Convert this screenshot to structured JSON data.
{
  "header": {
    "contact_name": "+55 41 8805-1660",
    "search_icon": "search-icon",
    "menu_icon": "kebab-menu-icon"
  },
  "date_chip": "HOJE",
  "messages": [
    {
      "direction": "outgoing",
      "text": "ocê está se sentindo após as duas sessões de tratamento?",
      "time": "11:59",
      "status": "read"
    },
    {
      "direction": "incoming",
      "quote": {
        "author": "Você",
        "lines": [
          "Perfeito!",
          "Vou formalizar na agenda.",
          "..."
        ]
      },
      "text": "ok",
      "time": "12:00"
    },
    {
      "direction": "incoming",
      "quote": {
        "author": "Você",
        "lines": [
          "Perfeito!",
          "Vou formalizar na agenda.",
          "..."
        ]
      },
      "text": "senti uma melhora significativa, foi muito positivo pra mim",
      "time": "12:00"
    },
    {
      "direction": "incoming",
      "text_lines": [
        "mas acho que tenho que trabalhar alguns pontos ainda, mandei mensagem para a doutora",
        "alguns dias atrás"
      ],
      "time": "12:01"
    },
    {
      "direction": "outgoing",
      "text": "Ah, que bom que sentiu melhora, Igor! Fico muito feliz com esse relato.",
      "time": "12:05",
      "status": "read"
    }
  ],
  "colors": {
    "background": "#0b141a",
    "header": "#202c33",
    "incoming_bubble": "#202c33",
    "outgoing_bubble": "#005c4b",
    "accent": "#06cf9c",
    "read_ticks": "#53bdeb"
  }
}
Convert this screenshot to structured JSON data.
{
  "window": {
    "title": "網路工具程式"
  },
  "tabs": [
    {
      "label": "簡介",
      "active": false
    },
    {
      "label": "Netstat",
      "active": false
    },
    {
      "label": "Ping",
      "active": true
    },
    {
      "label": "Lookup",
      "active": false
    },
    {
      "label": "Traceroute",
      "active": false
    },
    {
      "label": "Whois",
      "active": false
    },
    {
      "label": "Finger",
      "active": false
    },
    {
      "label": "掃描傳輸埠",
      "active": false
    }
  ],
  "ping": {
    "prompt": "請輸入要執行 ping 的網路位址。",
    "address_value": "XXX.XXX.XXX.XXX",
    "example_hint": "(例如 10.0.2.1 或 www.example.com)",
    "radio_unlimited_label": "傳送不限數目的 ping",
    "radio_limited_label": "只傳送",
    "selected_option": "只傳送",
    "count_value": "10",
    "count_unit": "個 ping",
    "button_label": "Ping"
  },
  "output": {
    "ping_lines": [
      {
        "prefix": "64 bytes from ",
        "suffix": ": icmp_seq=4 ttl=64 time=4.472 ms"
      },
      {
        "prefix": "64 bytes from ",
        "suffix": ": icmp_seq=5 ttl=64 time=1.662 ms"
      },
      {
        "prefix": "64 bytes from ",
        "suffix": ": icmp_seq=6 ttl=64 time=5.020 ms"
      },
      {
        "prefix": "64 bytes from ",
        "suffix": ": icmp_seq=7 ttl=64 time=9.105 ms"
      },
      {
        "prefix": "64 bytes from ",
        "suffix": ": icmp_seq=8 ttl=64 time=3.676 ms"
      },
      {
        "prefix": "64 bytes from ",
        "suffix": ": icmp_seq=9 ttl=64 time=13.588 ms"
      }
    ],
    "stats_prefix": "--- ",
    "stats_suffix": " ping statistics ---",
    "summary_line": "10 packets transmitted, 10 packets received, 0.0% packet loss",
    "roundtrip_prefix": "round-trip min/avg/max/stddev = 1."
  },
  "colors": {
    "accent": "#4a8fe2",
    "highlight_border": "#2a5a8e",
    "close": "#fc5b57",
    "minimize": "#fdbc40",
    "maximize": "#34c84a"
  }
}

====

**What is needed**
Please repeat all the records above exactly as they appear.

**Result of the exercise**
Convert this screenshot to structured JSON data.
{
  "header": {
    "contact_name": "+55 41 8805-1660",
    "search_icon": "search-icon",
    "menu_icon": "kebab-menu-icon"
  },
  "date_chip": "HOJE",
  "messages": [
    {
      "direction": "outgoing",
      "text": "ocê está se sentindo após as duas sessões de tratamento?",
      "time": "11:59",
      "status": "read"
    },
    {
      "direction": "incoming",
      "quote": {
        "author": "Você",
        "lines": [
          "Perfeito!",
          "Vou formalizar na agenda.",
          "..."
        ]
      },
      "text": "ok",
      "time": "12:00"
    },
    {
      "direction": "incoming",
      "quote": {
        "author": "Você",
        "lines": [
          "Perfeito!",
          "Vou formalizar na agenda.",
          "..."
        ]
      },
      "text": "senti uma melhora significativa, foi muito positivo pra mim",
      "time": "12:00"
    },
    {
      "direction": "incoming",
      "text_lines": [
        "mas acho que tenho que trabalhar alguns pontos ainda, mandei mensagem para a doutora",
        "alguns dias atrás"
      ],
      "time": "12:01"
    },
    {
      "direction": "outgoing",
      "text": "Ah, que bom que sentiu melhora, Igor! Fico muito feliz com esse relato.",
      "time": "12:05",
      "status": "read"
    }
  ],
  "colors": {
    "background": "#0b141a",
    "header": "#202c33",
    "incoming_bubble": "#202c33",
    "outgoing_bubble": "#005c4b",
    "accent": "#06cf9c",
    "read_ticks": "#53bdeb"
  }
}
Convert this screenshot to structured JSON data.
{
  "window": {
    "title": "網路工具程式"
  },
  "tabs": [
    {
      "label": "簡介",
      "active": false
    },
    {
      "label": "Netstat",
      "active": false
    },
    {
      "label": "Ping",
      "active": true
    },
    {
      "label": "Lookup",
      "active": false
    },
    {
      "label": "Traceroute",
      "active": false
    },
    {
      "label": "Whois",
      "active": false
    },
    {
      "label": "Finger",
      "active": false
    },
    {
      "label": "掃描傳輸埠",
      "active": false
    }
  ],
  "ping": {
    "prompt": "請輸入要執行 ping 的網路位址。",
    "address_value": "XXX.XXX.XXX.XXX",
    "example_hint": "(例如 10.0.2.1 或 www.example.com)",
    "radio_unlimited_label": "傳送不限數目的 ping",
    "radio_limited_label": "只傳送",
    "selected_option": "只傳送",
    "count_value": "10",
    "count_unit": "個 ping",
    "button_label": "Ping"
  },
  "output": {
    "ping_lines": [
      {
        "prefix": "64 bytes from ",
        "suffix": ": icmp_seq=4 ttl=64 time=4.472 ms"
      },
      {
        "prefix": "64 bytes from ",
        "suffix": ": icmp_seq=5 ttl=64 time=1.662 ms"
      },
      {
        "prefix": "64 bytes from ",
        "suffix": ": icmp_seq=6 ttl=64 time=5.020 ms"
      },
      {
        "prefix": "64 bytes from ",
        "suffix": ": icmp_seq=7 ttl=64 time=9.105 ms"
      },
      {
        "prefix": "64 bytes from ",
        "suffix": ": icmp_seq=8 ttl=64 time=3.676 ms"
      },
      {
        "prefix": "64 bytes from ",
        "suffix": ": icmp_seq=9 ttl=64 time=13.588 ms"
      }
    ],
    "stats_prefix": "--- ",
    "stats_suffix": " ping statistics ---",
    "summary_line": "10 packets transmitted, 10 packets received, 0.0% packet loss",
    "roundtrip_prefix": "round-trip min/avg/max/stddev = 1."
  },
  "colors": {
    "accent": "#4a8fe2",
    "highlight_border": "#2a5a8e",
    "close": "#fc5b57",
    "minimize": "#fdbc40",
    "maximize": "#34c84a"
  }
}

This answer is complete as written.